(Dataset excerpts)
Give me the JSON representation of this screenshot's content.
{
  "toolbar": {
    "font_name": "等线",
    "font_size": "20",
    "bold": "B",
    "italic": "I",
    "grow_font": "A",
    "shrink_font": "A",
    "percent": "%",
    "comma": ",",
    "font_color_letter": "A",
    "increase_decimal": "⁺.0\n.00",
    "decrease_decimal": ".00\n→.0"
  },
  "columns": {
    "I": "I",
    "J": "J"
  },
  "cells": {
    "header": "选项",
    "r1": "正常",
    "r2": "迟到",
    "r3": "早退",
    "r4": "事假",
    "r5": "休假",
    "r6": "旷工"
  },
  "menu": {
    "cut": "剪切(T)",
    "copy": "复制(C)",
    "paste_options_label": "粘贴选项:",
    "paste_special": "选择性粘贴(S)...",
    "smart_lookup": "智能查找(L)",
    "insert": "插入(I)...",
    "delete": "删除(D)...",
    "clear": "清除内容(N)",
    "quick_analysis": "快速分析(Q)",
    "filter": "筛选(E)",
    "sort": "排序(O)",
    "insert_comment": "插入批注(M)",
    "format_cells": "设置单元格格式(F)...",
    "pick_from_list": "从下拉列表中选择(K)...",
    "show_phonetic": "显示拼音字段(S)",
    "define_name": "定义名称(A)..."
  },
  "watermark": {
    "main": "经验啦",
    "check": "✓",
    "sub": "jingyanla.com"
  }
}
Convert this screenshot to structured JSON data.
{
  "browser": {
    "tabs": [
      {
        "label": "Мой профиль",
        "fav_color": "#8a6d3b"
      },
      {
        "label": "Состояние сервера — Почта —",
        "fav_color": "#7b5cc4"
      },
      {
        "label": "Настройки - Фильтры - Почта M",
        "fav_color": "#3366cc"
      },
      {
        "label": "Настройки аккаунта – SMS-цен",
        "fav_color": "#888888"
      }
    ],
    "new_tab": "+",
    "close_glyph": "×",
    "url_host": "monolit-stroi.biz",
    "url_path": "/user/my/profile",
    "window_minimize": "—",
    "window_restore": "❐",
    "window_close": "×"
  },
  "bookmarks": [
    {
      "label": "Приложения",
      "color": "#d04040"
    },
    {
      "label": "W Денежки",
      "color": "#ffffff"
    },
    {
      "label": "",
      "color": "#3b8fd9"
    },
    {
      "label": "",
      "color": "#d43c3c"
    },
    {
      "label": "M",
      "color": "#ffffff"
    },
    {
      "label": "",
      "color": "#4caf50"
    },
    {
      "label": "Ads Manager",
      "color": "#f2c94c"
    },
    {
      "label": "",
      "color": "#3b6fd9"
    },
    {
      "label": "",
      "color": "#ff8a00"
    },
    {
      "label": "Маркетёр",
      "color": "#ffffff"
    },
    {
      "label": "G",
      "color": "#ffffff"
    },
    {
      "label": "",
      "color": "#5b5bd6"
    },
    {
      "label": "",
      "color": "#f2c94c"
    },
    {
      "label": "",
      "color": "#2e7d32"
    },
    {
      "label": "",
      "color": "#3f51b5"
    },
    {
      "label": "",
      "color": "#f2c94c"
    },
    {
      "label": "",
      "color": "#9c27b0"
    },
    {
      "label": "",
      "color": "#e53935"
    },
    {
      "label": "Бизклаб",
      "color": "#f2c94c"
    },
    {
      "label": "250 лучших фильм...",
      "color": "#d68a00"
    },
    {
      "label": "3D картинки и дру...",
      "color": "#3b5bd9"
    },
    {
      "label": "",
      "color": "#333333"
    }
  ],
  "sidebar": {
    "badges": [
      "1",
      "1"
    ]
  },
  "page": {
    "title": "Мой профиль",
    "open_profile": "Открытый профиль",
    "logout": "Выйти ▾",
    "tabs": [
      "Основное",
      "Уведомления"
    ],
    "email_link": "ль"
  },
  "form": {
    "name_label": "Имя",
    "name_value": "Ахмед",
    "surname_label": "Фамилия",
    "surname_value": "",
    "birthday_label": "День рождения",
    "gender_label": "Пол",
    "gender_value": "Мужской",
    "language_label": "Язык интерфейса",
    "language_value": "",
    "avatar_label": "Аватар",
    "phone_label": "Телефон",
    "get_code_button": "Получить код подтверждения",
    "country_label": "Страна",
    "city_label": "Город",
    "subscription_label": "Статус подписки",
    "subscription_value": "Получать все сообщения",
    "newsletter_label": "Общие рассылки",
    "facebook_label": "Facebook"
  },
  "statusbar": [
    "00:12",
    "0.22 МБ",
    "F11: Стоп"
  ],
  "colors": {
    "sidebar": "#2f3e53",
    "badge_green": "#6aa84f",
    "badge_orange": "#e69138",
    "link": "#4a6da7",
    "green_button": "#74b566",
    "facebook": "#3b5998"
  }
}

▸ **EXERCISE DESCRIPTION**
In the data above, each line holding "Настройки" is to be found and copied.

▸ **TASK SOLUTION**
        "label": "Настройки - Фильтры - Почта M",
        "label": "Настройки аккаунта – SMS-цен",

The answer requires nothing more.